- Task prompt -
Only the pictures should be dropped; copy the rest of the entries exactly.

- Recorded information -
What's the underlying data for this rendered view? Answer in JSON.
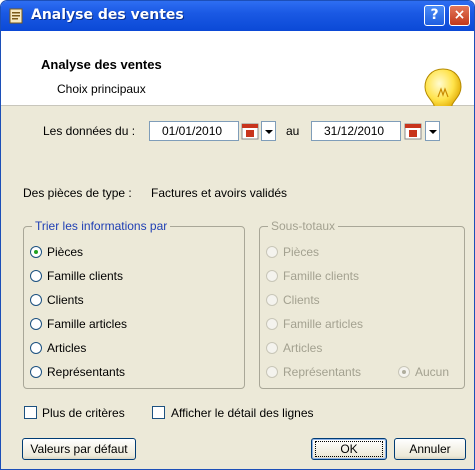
{
  "window": {
    "title": "Analyse des ventes",
    "help_label": "?",
    "close_label": "×"
  },
  "header": {
    "title": "Analyse des ventes",
    "subtitle": "Choix principaux"
  },
  "dates": {
    "from_label": "Les données du :",
    "from_value": "01/01/2010",
    "to_label": "au",
    "to_value": "31/12/2010"
  },
  "pieces": {
    "label": "Des pièces de type :",
    "value": "Factures et avoirs validés"
  },
  "sort_group": {
    "title": "Trier les informations par",
    "options": [
      "Pièces",
      "Famille clients",
      "Clients",
      "Famille articles",
      "Articles",
      "Représentants"
    ],
    "selected": "Pièces"
  },
  "subtotal_group": {
    "title": "Sous-totaux",
    "options": [
      "Pièces",
      "Famille clients",
      "Clients",
      "Famille articles",
      "Articles",
      "Représentants"
    ],
    "extra_option": "Aucun",
    "selected": "Aucun"
  },
  "checkboxes": {
    "more_criteria": "Plus de critères",
    "show_details": "Afficher le détail des lignes"
  },
  "buttons": {
    "defaults": "Valeurs par défaut",
    "ok": "OK",
    "cancel": "Annuler"
  },
  "colors": {
    "titlebar": "#0b49d6",
    "group_title": "#1f3fb4",
    "disabled_text": "#a3a190"
  },
  "icons": {
    "app": "document-icon",
    "bulb": "lightbulb-icon",
    "calendar": "calendar-icon"
  }
}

- Answer -
What's the underlying data for this rendered view? Answer in JSON.
{
  "window": {
    "title": "Analyse des ventes",
    "help_label": "?",
    "close_label": "×"
  },
  "header": {
    "title": "Analyse des ventes",
    "subtitle": "Choix principaux"
  },
  "dates": {
    "from_label": "Les données du :",
    "from_value": "01/01/2010",
    "to_label": "au",
    "to_value": "31/12/2010"
  },
  "pieces": {
    "label": "Des pièces de type :",
    "value": "Factures et avoirs validés"
  },
  "sort_group": {
    "title": "Trier les informations par",
    "options": [
      "Pièces",
      "Famille clients",
      "Clients",
      "Famille articles",
      "Articles",
      "Représentants"
    ],
    "selected": "Pièces"
  },
  "subtotal_group": {
    "title": "Sous-totaux",
    "options": [
      "Pièces",
      "Famille clients",
      "Clients",
      "Famille articles",
      "Articles",
      "Représentants"
    ],
    "extra_option": "Aucun",
    "selected": "Aucun"
  },
  "checkboxes": {
    "more_criteria": "Plus de critères",
    "show_details": "Afficher le détail des lignes"
  },
  "buttons": {
    "defaults": "Valeurs par défaut",
    "ok": "OK",
    "cancel": "Annuler"
  },
  "colors": {
    "titlebar": "#0b49d6",
    "group_title": "#1f3fb4",
    "disabled_text": "#a3a190"
  },
  "icons": {
    "app": "document-icon",
    "bulb": "lightbulb-icon",
    "calendar": "calendar-icon"
  }
}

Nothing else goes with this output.